Here's a lesson about Saul's conversion in Acts 9: june_14th_the_conversion_of_saul_acts_9.dochttp://diglib.library.vanderbilt.edu/act-imagelink.pl?RC=54208
Here's a lesson about God calling Moses to some very important work: exodus_5_june_7th.doc
When the day of Pentecost had come, they were all together in one place. And suddenly from heaven there came a sound like the rush of a violent wind, and it filled the entire house where they were sitting. Divided tongues, as of fire, appeared among them, and a tongue rested on each of them. All of them were filled with the Holy Spirit and began to speak in other languages, as the Spirit gave them ability.
Now there were devout Jews from every nation under heaven living in Jerusalem. And at this sound the crowd gathered and was bewildered, because each one heard them speaking in the native language of each. Amazed and astonished, they asked, ‘Are not all these who are speaking Galileans? And how is it that we hear, each of us, in our own native language? Parthians, Medes, Elamites, and residents of Mesopotamia, Judea and Cappadocia, Pontus and Asia, Phrygia and Pamphylia, Egypt and the parts of Libya belonging to Cyrene, and visitors from Rome, both Jews and proselytes, Cretans and Arabs—in our own languages we hear them speaking about God’s deeds of power.’ All were amazed and perplexed, saying to one another, ‘What does this mean?’ But others sneered and said, ‘They are filled with new wine.’
But Peter, standing with the eleven, raised his voice and addressed them: ‘Men of Judea and all who live in Jerusalem, let this be known to you, and listen to what I say. Indeed, these are not drunk, as you suppose, for it is only nine o’clock in the morning. No, this is what was spoken through the prophet Joel:
“In the last days it will be, God declares,
that I will pour out my Spirit upon all flesh,
and your sons and your daughters shall prophesy,
and your young men shall see visions,
and your old men shall dream dreams.
Even upon my slaves, both men and women,
in those days I will pour out my Spirit;
and they shall prophesy.
And I will show portents in the heaven above
and signs on the earth below,
blood, and fire, and smoky mist.
The sun shall be turned to darkness
and the moon to blood,
before the coming of the Lord’s great and glorious day.
Then everyone who calls on the name of the Lord shall be saved.”

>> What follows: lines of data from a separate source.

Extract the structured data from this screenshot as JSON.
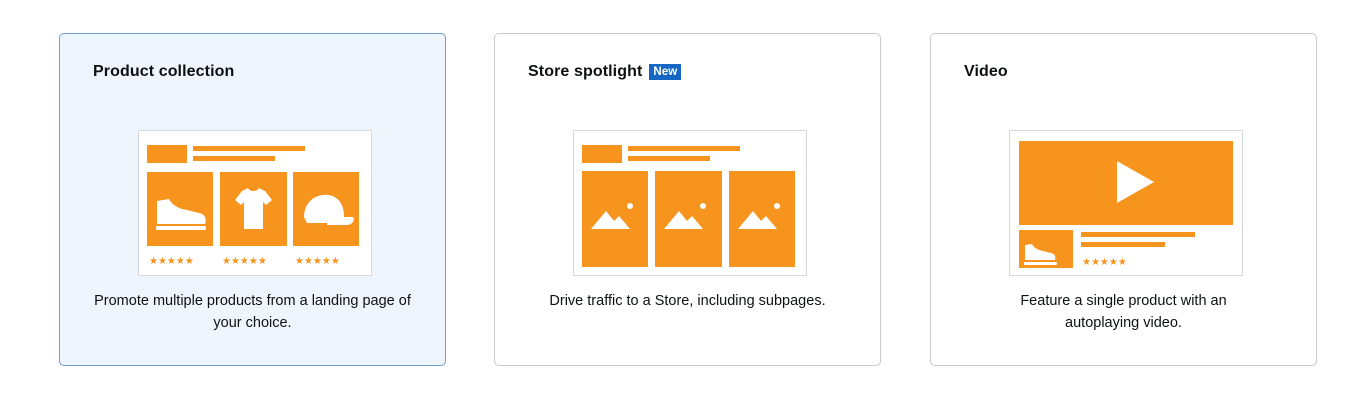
{
  "cards": [
    {
      "title": "Product collection",
      "badge": "",
      "description": "Promote multiple products from a landing page of your choice.",
      "illustration": "product-collection-illustration",
      "selected": true
    },
    {
      "title": "Store spotlight",
      "badge": "New",
      "description": "Drive traffic to a Store, including subpages.",
      "illustration": "store-spotlight-illustration",
      "selected": false
    },
    {
      "title": "Video",
      "badge": "",
      "description": "Feature a single product with an autoplaying video.",
      "illustration": "video-illustration",
      "selected": false
    }
  ],
  "colors": {
    "accent": "#f7941d",
    "badge_bg": "#1667c4",
    "selected_bg": "#eef5fd",
    "selected_border": "#6d9ecf"
  },
  "icons": [
    "shoe-icon",
    "tshirt-icon",
    "cap-icon",
    "image-placeholder-icon",
    "play-icon",
    "star-rating-icon"
  ]
}
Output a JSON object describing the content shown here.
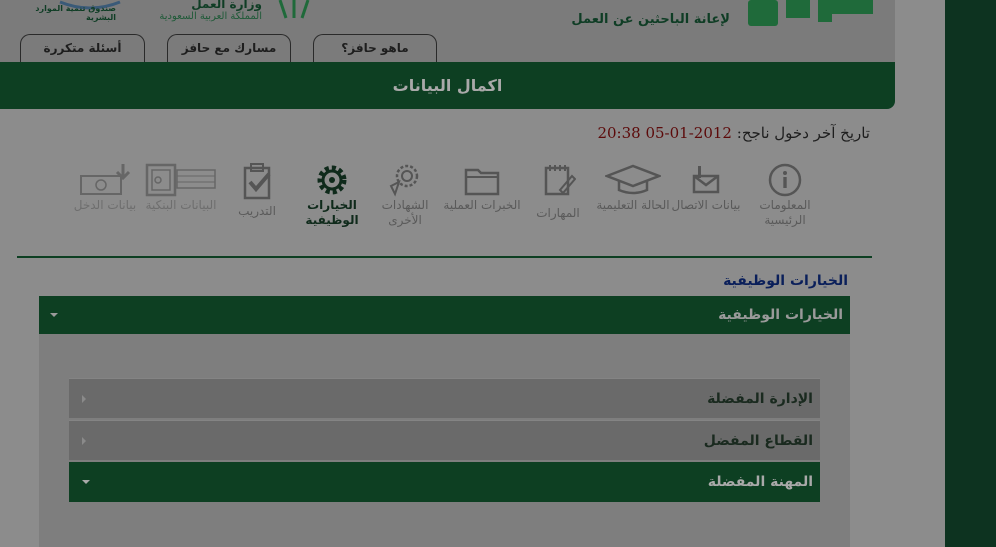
{
  "header": {
    "hafiz_tagline": "لإعانة الباحثين عن العمل",
    "ministry_name": "وزارة العمل",
    "ministry_country": "المملكة العربية السعودية",
    "fund_name": "صندوق تنمية الموارد البشرية"
  },
  "tabs": [
    {
      "label": "ماهو حافز؟"
    },
    {
      "label": "مسارك مع حافز"
    },
    {
      "label": "أسئلة متكررة"
    }
  ],
  "banner": {
    "title": "اكمال البيانات"
  },
  "last_login": {
    "label": "تاريخ آخر دخول ناجح:",
    "value": "2012-01-05 20:38"
  },
  "steps": [
    {
      "label": "المعلومات الرئيسية",
      "icon": "info-icon",
      "state": "normal"
    },
    {
      "label": "بيانات الاتصال",
      "icon": "mailbox-icon",
      "state": "normal"
    },
    {
      "label": "الحالة التعليمية",
      "icon": "graduation-cap-icon",
      "state": "normal"
    },
    {
      "label": "المهارات",
      "icon": "notepad-pencil-icon",
      "state": "normal"
    },
    {
      "label": "الخبرات العملية",
      "icon": "folder-icon",
      "state": "normal"
    },
    {
      "label": "الشهادات الأخرى",
      "icon": "award-ribbon-icon",
      "state": "normal"
    },
    {
      "label": "الخيارات الوظيفية",
      "icon": "gear-icon",
      "state": "active"
    },
    {
      "label": "التدريب",
      "icon": "clipboard-check-icon",
      "state": "normal"
    },
    {
      "label": "البيانات البنكية",
      "icon": "safe-icon",
      "state": "disabled"
    },
    {
      "label": "بيانات الدخل",
      "icon": "money-download-icon",
      "state": "disabled"
    }
  ],
  "section": {
    "title": "الخيارات الوظيفية"
  },
  "accordion": {
    "title": "الخيارات الوظيفية",
    "items": [
      {
        "title": "الإدارة المفضلة",
        "state": "collapsed"
      },
      {
        "title": "القطاع المفضل",
        "state": "collapsed"
      },
      {
        "title": "المهنة المفضلة",
        "state": "expanded"
      }
    ]
  },
  "colors": {
    "dark_green": "#0d3f22",
    "red_date": "#5c0a0a",
    "link_blue": "#0a1f5a"
  }
}
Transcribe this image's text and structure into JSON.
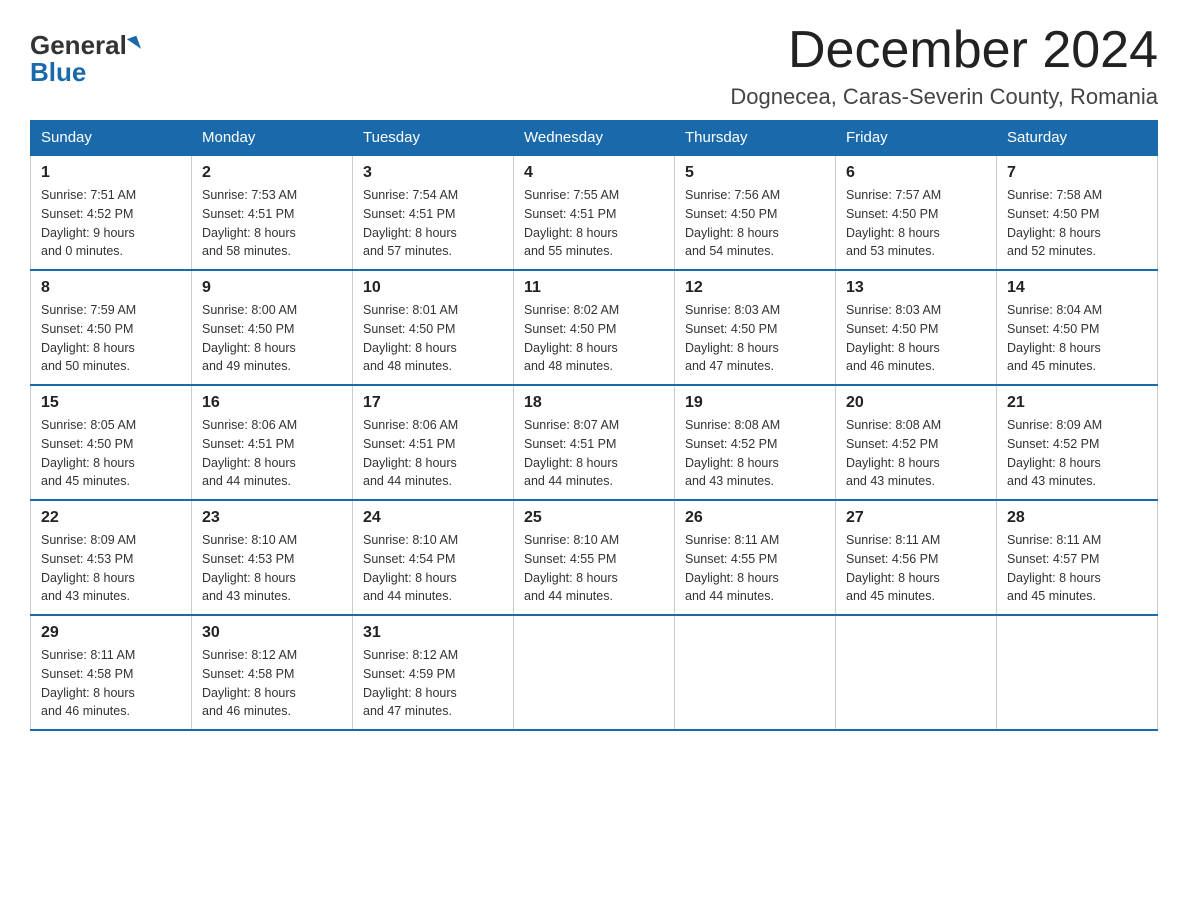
{
  "logo": {
    "general": "General",
    "blue": "Blue"
  },
  "header": {
    "month_year": "December 2024",
    "location": "Dognecea, Caras-Severin County, Romania"
  },
  "days_of_week": [
    "Sunday",
    "Monday",
    "Tuesday",
    "Wednesday",
    "Thursday",
    "Friday",
    "Saturday"
  ],
  "weeks": [
    [
      {
        "day": "1",
        "sunrise": "Sunrise: 7:51 AM",
        "sunset": "Sunset: 4:52 PM",
        "daylight": "Daylight: 9 hours",
        "minutes": "and 0 minutes."
      },
      {
        "day": "2",
        "sunrise": "Sunrise: 7:53 AM",
        "sunset": "Sunset: 4:51 PM",
        "daylight": "Daylight: 8 hours",
        "minutes": "and 58 minutes."
      },
      {
        "day": "3",
        "sunrise": "Sunrise: 7:54 AM",
        "sunset": "Sunset: 4:51 PM",
        "daylight": "Daylight: 8 hours",
        "minutes": "and 57 minutes."
      },
      {
        "day": "4",
        "sunrise": "Sunrise: 7:55 AM",
        "sunset": "Sunset: 4:51 PM",
        "daylight": "Daylight: 8 hours",
        "minutes": "and 55 minutes."
      },
      {
        "day": "5",
        "sunrise": "Sunrise: 7:56 AM",
        "sunset": "Sunset: 4:50 PM",
        "daylight": "Daylight: 8 hours",
        "minutes": "and 54 minutes."
      },
      {
        "day": "6",
        "sunrise": "Sunrise: 7:57 AM",
        "sunset": "Sunset: 4:50 PM",
        "daylight": "Daylight: 8 hours",
        "minutes": "and 53 minutes."
      },
      {
        "day": "7",
        "sunrise": "Sunrise: 7:58 AM",
        "sunset": "Sunset: 4:50 PM",
        "daylight": "Daylight: 8 hours",
        "minutes": "and 52 minutes."
      }
    ],
    [
      {
        "day": "8",
        "sunrise": "Sunrise: 7:59 AM",
        "sunset": "Sunset: 4:50 PM",
        "daylight": "Daylight: 8 hours",
        "minutes": "and 50 minutes."
      },
      {
        "day": "9",
        "sunrise": "Sunrise: 8:00 AM",
        "sunset": "Sunset: 4:50 PM",
        "daylight": "Daylight: 8 hours",
        "minutes": "and 49 minutes."
      },
      {
        "day": "10",
        "sunrise": "Sunrise: 8:01 AM",
        "sunset": "Sunset: 4:50 PM",
        "daylight": "Daylight: 8 hours",
        "minutes": "and 48 minutes."
      },
      {
        "day": "11",
        "sunrise": "Sunrise: 8:02 AM",
        "sunset": "Sunset: 4:50 PM",
        "daylight": "Daylight: 8 hours",
        "minutes": "and 48 minutes."
      },
      {
        "day": "12",
        "sunrise": "Sunrise: 8:03 AM",
        "sunset": "Sunset: 4:50 PM",
        "daylight": "Daylight: 8 hours",
        "minutes": "and 47 minutes."
      },
      {
        "day": "13",
        "sunrise": "Sunrise: 8:03 AM",
        "sunset": "Sunset: 4:50 PM",
        "daylight": "Daylight: 8 hours",
        "minutes": "and 46 minutes."
      },
      {
        "day": "14",
        "sunrise": "Sunrise: 8:04 AM",
        "sunset": "Sunset: 4:50 PM",
        "daylight": "Daylight: 8 hours",
        "minutes": "and 45 minutes."
      }
    ],
    [
      {
        "day": "15",
        "sunrise": "Sunrise: 8:05 AM",
        "sunset": "Sunset: 4:50 PM",
        "daylight": "Daylight: 8 hours",
        "minutes": "and 45 minutes."
      },
      {
        "day": "16",
        "sunrise": "Sunrise: 8:06 AM",
        "sunset": "Sunset: 4:51 PM",
        "daylight": "Daylight: 8 hours",
        "minutes": "and 44 minutes."
      },
      {
        "day": "17",
        "sunrise": "Sunrise: 8:06 AM",
        "sunset": "Sunset: 4:51 PM",
        "daylight": "Daylight: 8 hours",
        "minutes": "and 44 minutes."
      },
      {
        "day": "18",
        "sunrise": "Sunrise: 8:07 AM",
        "sunset": "Sunset: 4:51 PM",
        "daylight": "Daylight: 8 hours",
        "minutes": "and 44 minutes."
      },
      {
        "day": "19",
        "sunrise": "Sunrise: 8:08 AM",
        "sunset": "Sunset: 4:52 PM",
        "daylight": "Daylight: 8 hours",
        "minutes": "and 43 minutes."
      },
      {
        "day": "20",
        "sunrise": "Sunrise: 8:08 AM",
        "sunset": "Sunset: 4:52 PM",
        "daylight": "Daylight: 8 hours",
        "minutes": "and 43 minutes."
      },
      {
        "day": "21",
        "sunrise": "Sunrise: 8:09 AM",
        "sunset": "Sunset: 4:52 PM",
        "daylight": "Daylight: 8 hours",
        "minutes": "and 43 minutes."
      }
    ],
    [
      {
        "day": "22",
        "sunrise": "Sunrise: 8:09 AM",
        "sunset": "Sunset: 4:53 PM",
        "daylight": "Daylight: 8 hours",
        "minutes": "and 43 minutes."
      },
      {
        "day": "23",
        "sunrise": "Sunrise: 8:10 AM",
        "sunset": "Sunset: 4:53 PM",
        "daylight": "Daylight: 8 hours",
        "minutes": "and 43 minutes."
      },
      {
        "day": "24",
        "sunrise": "Sunrise: 8:10 AM",
        "sunset": "Sunset: 4:54 PM",
        "daylight": "Daylight: 8 hours",
        "minutes": "and 44 minutes."
      },
      {
        "day": "25",
        "sunrise": "Sunrise: 8:10 AM",
        "sunset": "Sunset: 4:55 PM",
        "daylight": "Daylight: 8 hours",
        "minutes": "and 44 minutes."
      },
      {
        "day": "26",
        "sunrise": "Sunrise: 8:11 AM",
        "sunset": "Sunset: 4:55 PM",
        "daylight": "Daylight: 8 hours",
        "minutes": "and 44 minutes."
      },
      {
        "day": "27",
        "sunrise": "Sunrise: 8:11 AM",
        "sunset": "Sunset: 4:56 PM",
        "daylight": "Daylight: 8 hours",
        "minutes": "and 45 minutes."
      },
      {
        "day": "28",
        "sunrise": "Sunrise: 8:11 AM",
        "sunset": "Sunset: 4:57 PM",
        "daylight": "Daylight: 8 hours",
        "minutes": "and 45 minutes."
      }
    ],
    [
      {
        "day": "29",
        "sunrise": "Sunrise: 8:11 AM",
        "sunset": "Sunset: 4:58 PM",
        "daylight": "Daylight: 8 hours",
        "minutes": "and 46 minutes."
      },
      {
        "day": "30",
        "sunrise": "Sunrise: 8:12 AM",
        "sunset": "Sunset: 4:58 PM",
        "daylight": "Daylight: 8 hours",
        "minutes": "and 46 minutes."
      },
      {
        "day": "31",
        "sunrise": "Sunrise: 8:12 AM",
        "sunset": "Sunset: 4:59 PM",
        "daylight": "Daylight: 8 hours",
        "minutes": "and 47 minutes."
      },
      null,
      null,
      null,
      null
    ]
  ]
}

He entered Jericho and was passing through it. A man was there named Zacchaeus; he was a chief tax-collector and was rich. He was trying to see who Jesus was, but on account of the crowd he could not, because he was short in stature. So he ran ahead and climbed a sycomore tree to see him, because he was going to pass that way. When Jesus came to the place, he looked up and said to him, ‘Zacchaeus, hurry and come down; for I must stay at your house today.’ So he hurried down and was happy to welcome him. All who saw it began to grumble and said, ‘He has gone to be the guest of one who is a sinner.’ Zacchaeus stood there and said to the Lord, ‘Look, half of my possessions, Lord, I will give to the poor; and if I have defrauded anyone of anything, I will pay back four times as much.’ Then Jesus said to him, ‘Today salvation has come to this house, because he too is a son of Abraham. For the Son of Man came to seek out and to save the lost.’
Click this link to access the Sunday School lesson: may_24th__luke_19__1.doc
Acts 17:22-31 (NRSV translation)
Beginning May 3rd, 2020, we will be putting Sunday School at Home lesson plans on this blog. We'll have them through Jun 14th. If we are still worshiping online in the fall, we'll start up the Sunday School blog again. Please use as is helpful for your family.